Multiculturalism and racism have been a constant feature of the societal debate in the 2010s. The political debate has been very heated in places, and populist material has also been heavily mixed with it. Because politics tends to exacerbate things, tell stories, and collect those famous loose points, it’s sometimes a good idea to stop to explore things more deeply, as well.
There has been a lot of extensive, analytical and honest discussion in the field of education about the opportunities and challenges that multiculturalism includes. And I mean the kind of discussions that don’t evoke sensational headlines or rage in social media.
As a young person from a multicultural suburb in Helsinki, I have attended kindergarten and school with people from many different backgrounds. Although I lived in a very multicultural environment, diversity in the faculty shone through in its absence. It is known that people with foreign background are less likely to end up on the path to higher education, and even less often as teachers (source: Karvi). The differences in learning between immigrants and native Finns are also the largest in OECD countries according to the Pisa tests (source: Yle).

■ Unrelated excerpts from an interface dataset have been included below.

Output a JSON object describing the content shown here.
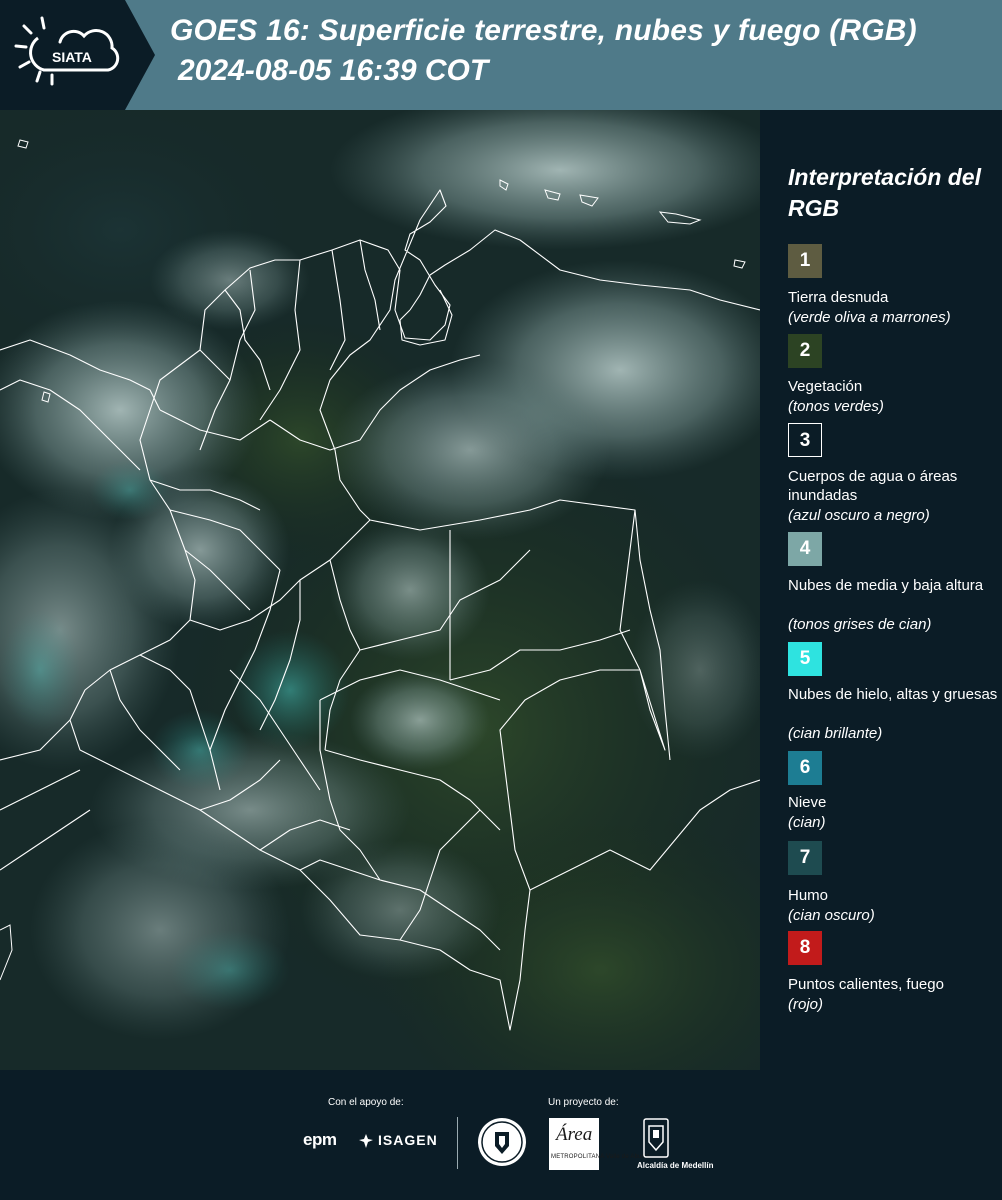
{
  "header": {
    "logo_text": "SIATA",
    "title_line1": "GOES 16: Superficie terrestre, nubes y fuego (RGB)",
    "title_line2": "2024-08-05 16:39 COT"
  },
  "legend": {
    "title": "Interpretación del RGB",
    "items": [
      {
        "num": "1",
        "label": "Tierra desnuda",
        "desc": "(verde oliva a marrones)",
        "color": "#5e5c41"
      },
      {
        "num": "2",
        "label": "Vegetación",
        "desc": "(tonos verdes)",
        "color": "#2c4323"
      },
      {
        "num": "3",
        "label": "Cuerpos de agua o áreas inundadas",
        "desc": "(azul oscuro a negro)",
        "color": "#0b1c26"
      },
      {
        "num": "4",
        "label": "Nubes de media y baja altura",
        "desc": "(tonos grises de cian)",
        "color": "#7da7a6"
      },
      {
        "num": "5",
        "label": "Nubes de hielo, altas y gruesas",
        "desc": "(cian brillante)",
        "color": "#2ee3e0"
      },
      {
        "num": "6",
        "label": "Nieve",
        "desc": "(cian)",
        "color": "#1d7d93"
      },
      {
        "num": "7",
        "label": "Humo",
        "desc": "(cian oscuro)",
        "color": "#1e4b50"
      },
      {
        "num": "8",
        "label": "Puntos calientes, fuego",
        "desc": "(rojo)",
        "color": "#c21b1b"
      }
    ]
  },
  "footer": {
    "support_label": "Con el apoyo de:",
    "project_label": "Un proyecto de:",
    "sponsor_epm": "epm",
    "sponsor_isagen": "ISAGEN",
    "area_script": "Área",
    "area_text": "METROPOLITANA Valle de Aburrá",
    "alcaldia": "Alcaldía de Medellín"
  },
  "colors": {
    "header_bg": "#4f7a89",
    "panel_bg": "#0b1c26",
    "boundary_line": "#ffffff"
  }
}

Learning differences can be attributed to both individual and societal factors. Individual factors may include poor language skills, low socio-economic background, traumatic stress (especially in refugee children), neuro-atypicality, or other factors that impede a student’s learning. Societal factors, on the other hand, may include insufficient support for learning, lack of teaching one’s mother tongue (a prerequisite for learning a foreign language), under-resourced S2 teaching, lack of cultural sensitivity, unequal treatment by teachers or outright racism.
The attitudes and prejudices of teaching staff have been identified as having a significant impact on the perceived school well-being of multicultural pupils. Several students with foreign backgrounds have reported experiencing unequal treatment compared to native Finn students. I myself have personally witnessed, both in my own school days and in the field today, that teaching staff talk about multicultural students, especially in problem situations with a certain tone, where the student’s multicultural background is seen as the root cause of the problems.
Fortunately, the field of education has awakened and set out to actively promote anti-racism. Anti-racist education and pedagogy seeks to address racist attitudes and prejudices that are harmful to the well-being of multicultural children and young people in kindergartens and schools. For example, in their statement of 4 June 2020, Teacher Student Union of Finland called for anti-racism to be added to curriculum (source: SOOL). Since then for example Helsinki has announced that it will organize anti-racism training for its education sector staff (source: City of Helsinki).
Anti-racism is not just about education. It is deeds, identifying one’s own internal processes and actively working on them. In the context of education, anti-racism raises awareness about the individual and societal structures that make it more difficult for multicultural students to access higher education. In order to truly achieve educational equality, these structures must be dismantled from the very beginning of the educational path.
Aatu Korhonen, TREY’s board member responsible for Social Affairs